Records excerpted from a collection
_____

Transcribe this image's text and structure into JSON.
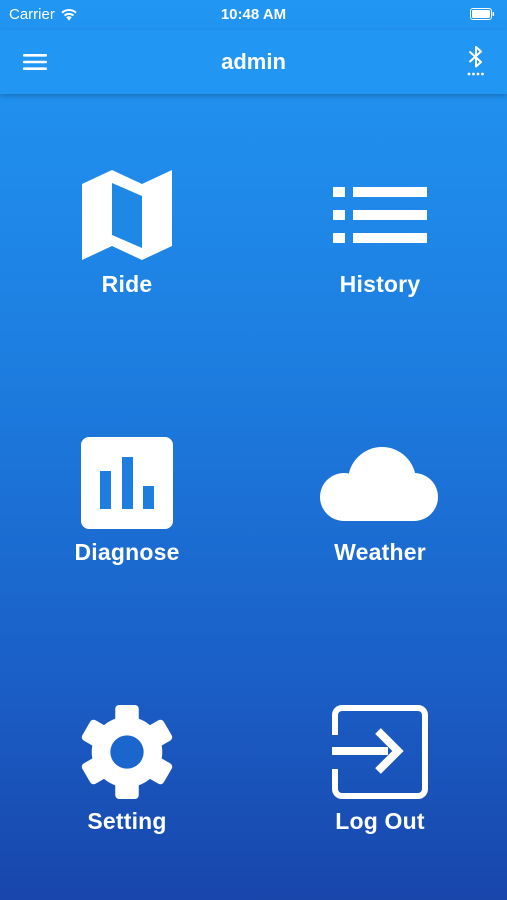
{
  "status_bar": {
    "carrier": "Carrier",
    "time": "10:48 AM"
  },
  "app_bar": {
    "title": "admin",
    "menu_icon": "hamburger-menu-icon",
    "bluetooth_icon": "bluetooth-searching-icon"
  },
  "menu": {
    "ride": {
      "label": "Ride",
      "icon": "map-icon"
    },
    "history": {
      "label": "History",
      "icon": "list-icon"
    },
    "diagnose": {
      "label": "Diagnose",
      "icon": "bar-chart-icon"
    },
    "weather": {
      "label": "Weather",
      "icon": "cloud-icon"
    },
    "setting": {
      "label": "Setting",
      "icon": "gear-icon"
    },
    "logout": {
      "label": "Log Out",
      "icon": "exit-icon"
    }
  },
  "colors": {
    "app_bar": "#2196f3",
    "gradient_top": "#2196f3",
    "gradient_bottom": "#1846ab",
    "foreground": "#ffffff"
  }
}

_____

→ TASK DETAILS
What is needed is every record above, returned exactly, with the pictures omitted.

→ ANSWER AREA
Transcribe this image's text and structure into JSON.
{
  "status_bar": {
    "carrier": "Carrier",
    "time": "10:48 AM"
  },
  "app_bar": {
    "title": "admin",
    "menu_icon": "hamburger-menu-icon",
    "bluetooth_icon": "bluetooth-searching-icon"
  },
  "menu": {
    "ride": {
      "label": "Ride",
      "icon": "map-icon"
    },
    "history": {
      "label": "History",
      "icon": "list-icon"
    },
    "diagnose": {
      "label": "Diagnose",
      "icon": "bar-chart-icon"
    },
    "weather": {
      "label": "Weather",
      "icon": "cloud-icon"
    },
    "setting": {
      "label": "Setting",
      "icon": "gear-icon"
    },
    "logout": {
      "label": "Log Out",
      "icon": "exit-icon"
    }
  },
  "colors": {
    "app_bar": "#2196f3",
    "gradient_top": "#2196f3",
    "gradient_bottom": "#1846ab",
    "foreground": "#ffffff"
  }
}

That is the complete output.